Seems that nearly everyone has some landscape, vacation spot, back yard, or secret hideaway that stirs the Heart and imagination.   In these memories, I see a coherent mosaic and hear the notes of an earth-love song that I’ll sing and play any day.  Here. 93 million miles from the sun.

 

 

Spiritual Tribe: Water Lovers

forest and lake

Black Bass Lake hides down a steep gravel road, off the beaten tourist track.  Just a few minute “detour” off my usual route home.   The walking paths are well tended and generally easy to navigate, leaving the heart and mind free to wander (except for the usual need to keep up the watch for venomous snakes).

snake note This warning note was left on the entrance picnic table  

Some days the lake sparkles with such intensity and welcoming joy that all that can be contemplated is the water’s beauty and biological imperative.  Not to mention its literal and symbolic linking with Love  – flowing, essential, powerful, quenching, sustaining, sometime seemingly in short supply, unifying, worth sharing and preserving .  sun black bass lakeBlack Bass Lake once served as the primary source of drinking water for the City of Eureka Springs.  Current signage, even at its flowing springs, warns against drinking the water.  I pondered these juxtaposed realities, as I circled the Lake one recent brilliant afternoon, and recalled many of the people and groups I’ve been reading about who are intent on defending  deep aquifers and surface waters.   These Water Lovers are a diverse group, spread out in geography, differentiated by language, and circumstance, but united in their overarching wisdom and commitment to preserving this vital Natural element.

Have you participated in actions to defend waterways near you?   I would love to hear your story.

Your might appreciate this  article highlighting the wisdom and efforts of the women of the Turtle Mountain Chippewa Band in North Dakota, who chose and fought for clean drinking water over the supposed financial benefits of fracking.    And won.

 

 

 

 

 

 

 

Response: Being like a Bee

bees

The bees kept on coming.  Doing what bees do.  Being what bees be. They nestled into and alighted from the sun soaked blossoms, completely unaware that the Brussels sprouts so carefully seeded and tended in hoop covered rows from autumn, through winter into the accelerating spring warmth had technically failed.  Traces of sprouts had appeared, but none had matured.   All had withered away.

Never in 13 Ozark growing seasons have I met anyone who has successfully cultivated Brussels sprouts.  Too hot?  Too buggy?  Too rocky?   So many possible impediments.

Somehow untouched by this viewpoint, my avid gardening partner, Carol, planted seed for a veritable Brussels sprouts forest in her raised beds last fall.   It was with her healthy-leaved, flower-rich plants that the bees communed last Sunday, while we pulled up bittering lettuces, toughening kale, and seeding cilantro to make room for warm weather friends — tomatoes, peppers, cucumbers, squash.

There was no question of letting the “failed” Brussels sprouts remain for the bees.
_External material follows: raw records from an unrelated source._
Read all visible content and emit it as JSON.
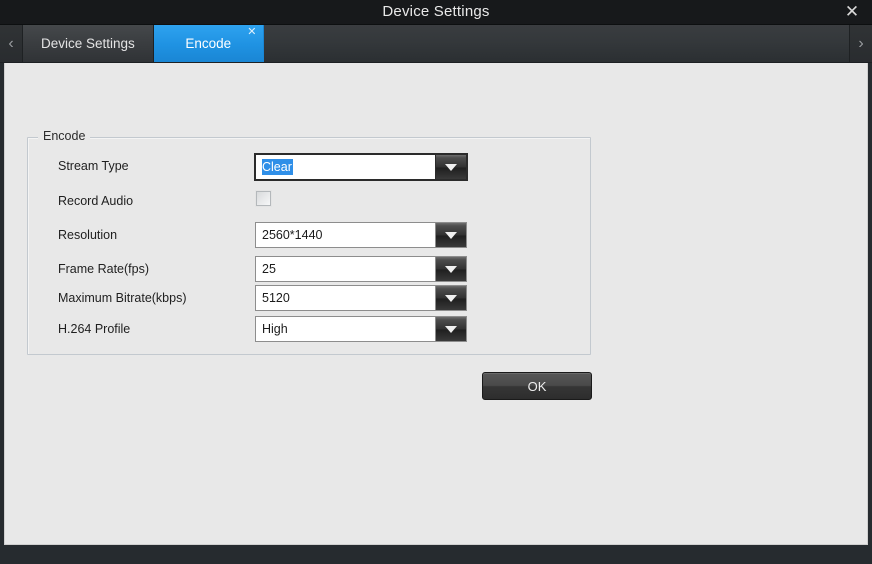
{
  "window": {
    "title": "Device Settings",
    "close_icon": "close-icon",
    "close_glyph": "✕"
  },
  "tabbar": {
    "prev_glyph": "‹",
    "next_glyph": "›",
    "tabs": [
      {
        "label": "Device Settings",
        "active": false,
        "closable": false
      },
      {
        "label": "Encode",
        "active": true,
        "closable": true,
        "close_glyph": "✕"
      }
    ]
  },
  "form": {
    "group_legend": "Encode",
    "rows": [
      {
        "label": "Stream Type",
        "control": "combo",
        "value": "Clear",
        "selected": true,
        "focused": true
      },
      {
        "label": "Record Audio",
        "control": "checkbox",
        "checked": false
      },
      {
        "label": "Resolution",
        "control": "combo",
        "value": "2560*1440",
        "selected": false,
        "focused": false
      },
      {
        "label": "Frame Rate(fps)",
        "control": "combo",
        "value": "25",
        "selected": false,
        "focused": false
      },
      {
        "label": "Maximum Bitrate(kbps)",
        "control": "combo",
        "value": "5120",
        "selected": false,
        "focused": false
      },
      {
        "label": "H.264 Profile",
        "control": "combo",
        "value": "High",
        "selected": false,
        "focused": false
      }
    ]
  },
  "actions": {
    "ok_label": "OK"
  },
  "colors": {
    "accent": "#1f92e2",
    "selection": "#2f8fe8",
    "titlebar": "#17191b",
    "panel": "#e8e8e8",
    "chrome": "#262b2f"
  }
}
Indeed the only question that lingered was the question of our human “being” and our  human “doing” in the face of individual and shared 21st century challenges.   You know the list.

Our major religions all speak of Love.  Our heroic myths tell of strength, courage, devotion and daring.   In the presence of the bees (who seemed so sure and easy in their mission and their being), I wondered for myself and for us as a species, will I/we commune with and respond from the flower the Heart?   To what extent will I/we pollinate life with bravery, insight, resolve, and compassion?    I hope we will respond on par with the grace and confidence of bees.